● THE TASK: When you retype the data, keep every line exactly as it appears.

● Entries from a dataset of interfaces:
....

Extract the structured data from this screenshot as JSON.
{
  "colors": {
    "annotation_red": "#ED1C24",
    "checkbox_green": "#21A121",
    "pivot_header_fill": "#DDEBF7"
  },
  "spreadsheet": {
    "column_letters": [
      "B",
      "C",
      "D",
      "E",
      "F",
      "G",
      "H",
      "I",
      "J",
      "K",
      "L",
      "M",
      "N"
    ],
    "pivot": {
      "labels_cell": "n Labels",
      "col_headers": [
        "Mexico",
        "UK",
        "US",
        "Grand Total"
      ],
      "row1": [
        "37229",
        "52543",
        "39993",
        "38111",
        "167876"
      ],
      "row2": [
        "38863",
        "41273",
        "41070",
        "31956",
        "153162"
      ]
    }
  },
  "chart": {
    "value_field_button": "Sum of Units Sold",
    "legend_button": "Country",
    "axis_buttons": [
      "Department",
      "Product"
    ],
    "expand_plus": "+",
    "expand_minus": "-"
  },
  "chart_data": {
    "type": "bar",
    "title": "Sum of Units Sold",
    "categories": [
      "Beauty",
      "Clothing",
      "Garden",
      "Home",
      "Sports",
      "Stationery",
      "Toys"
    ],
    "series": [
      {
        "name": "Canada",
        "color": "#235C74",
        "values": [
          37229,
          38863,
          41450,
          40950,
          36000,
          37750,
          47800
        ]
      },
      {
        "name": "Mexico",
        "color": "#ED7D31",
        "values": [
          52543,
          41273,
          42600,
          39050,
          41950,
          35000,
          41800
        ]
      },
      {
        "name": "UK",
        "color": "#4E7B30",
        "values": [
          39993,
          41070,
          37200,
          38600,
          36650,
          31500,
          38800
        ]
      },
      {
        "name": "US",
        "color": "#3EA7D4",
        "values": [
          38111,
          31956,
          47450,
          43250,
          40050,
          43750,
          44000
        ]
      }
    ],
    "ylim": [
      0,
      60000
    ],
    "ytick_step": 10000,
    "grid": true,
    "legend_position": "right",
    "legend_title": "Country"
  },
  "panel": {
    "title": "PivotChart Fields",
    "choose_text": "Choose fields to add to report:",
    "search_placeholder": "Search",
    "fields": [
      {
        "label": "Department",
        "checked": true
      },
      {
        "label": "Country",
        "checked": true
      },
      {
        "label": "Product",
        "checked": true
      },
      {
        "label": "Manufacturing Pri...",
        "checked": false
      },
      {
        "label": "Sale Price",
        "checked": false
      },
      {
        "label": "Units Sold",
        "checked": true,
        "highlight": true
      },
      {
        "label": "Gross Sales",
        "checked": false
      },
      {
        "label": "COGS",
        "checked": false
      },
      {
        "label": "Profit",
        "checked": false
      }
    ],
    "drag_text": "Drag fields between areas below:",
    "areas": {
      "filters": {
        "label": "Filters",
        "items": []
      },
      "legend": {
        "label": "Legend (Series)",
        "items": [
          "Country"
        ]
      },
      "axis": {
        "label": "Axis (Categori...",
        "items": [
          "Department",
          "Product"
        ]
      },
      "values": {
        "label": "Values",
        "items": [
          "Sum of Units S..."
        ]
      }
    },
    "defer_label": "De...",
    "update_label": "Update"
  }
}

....

● RESPONSE FOR THIS EXERCISE:
Extract the structured data from this screenshot as JSON.
{
  "colors": {
    "annotation_red": "#ED1C24",
    "checkbox_green": "#21A121",
    "pivot_header_fill": "#DDEBF7"
  },
  "spreadsheet": {
    "column_letters": [
      "B",
      "C",
      "D",
      "E",
      "F",
      "G",
      "H",
      "I",
      "J",
      "K",
      "L",
      "M",
      "N"
    ],
    "pivot": {
      "labels_cell": "n Labels",
      "col_headers": [
        "Mexico",
        "UK",
        "US",
        "Grand Total"
      ],
      "row1": [
        "37229",
        "52543",
        "39993",
        "38111",
        "167876"
      ],
      "row2": [
        "38863",
        "41273",
        "41070",
        "31956",
        "153162"
      ]
    }
  },
  "chart": {
    "value_field_button": "Sum of Units Sold",
    "legend_button": "Country",
    "axis_buttons": [
      "Department",
      "Product"
    ],
    "expand_plus": "+",
    "expand_minus": "-"
  },
  "chart_data": {
    "type": "bar",
    "title": "Sum of Units Sold",
    "categories": [
      "Beauty",
      "Clothing",
      "Garden",
      "Home",
      "Sports",
      "Stationery",
      "Toys"
    ],
    "series": [
      {
        "name": "Canada",
        "color": "#235C74",
        "values": [
          37229,
          38863,
          41450,
          40950,
          36000,
          37750,
          47800
        ]
      },
      {
        "name": "Mexico",
        "color": "#ED7D31",
        "values": [
          52543,
          41273,
          42600,
          39050,
          41950,
          35000,
          41800
        ]
      },
      {
        "name": "UK",
        "color": "#4E7B30",
        "values": [
          39993,
          41070,
          37200,
          38600,
          36650,
          31500,
          38800
        ]
      },
      {
        "name": "US",
        "color": "#3EA7D4",
        "values": [
          38111,
          31956,
          47450,
          43250,
          40050,
          43750,
          44000
        ]
      }
    ],
    "ylim": [
      0,
      60000
    ],
    "ytick_step": 10000,
    "grid": true,
    "legend_position": "right",
    "legend_title": "Country"
  },
  "panel": {
    "title": "PivotChart Fields",
    "choose_text": "Choose fields to add to report:",
    "search_placeholder": "Search",
    "fields": [
      {
        "label": "Department",
        "checked": true
      },
      {
        "label": "Country",
        "checked": true
      },
      {
        "label": "Product",
        "checked": true
      },
      {
        "label": "Manufacturing Pri...",
        "checked": false
      },
      {
        "label": "Sale Price",
        "checked": false
      },
      {
        "label": "Units Sold",
        "checked": true,
        "highlight": true
      },
      {
        "label": "Gross Sales",
        "checked": false
      },
      {
        "label": "COGS",
        "checked": false
      },
      {
        "label": "Profit",
        "checked": false
      }
    ],
    "drag_text": "Drag fields between areas below:",
    "areas": {
      "filters": {
        "label": "Filters",
        "items": []
      },
      "legend": {
        "label": "Legend (Series)",
        "items": [
          "Country"
        ]
      },
      "axis": {
        "label": "Axis (Categori...",
        "items": [
          "Department",
          "Product"
        ]
      },
      "values": {
        "label": "Values",
        "items": [
          "Sum of Units S..."
        ]
      }
    },
    "defer_label": "De...",
    "update_label": "Update"
  }
}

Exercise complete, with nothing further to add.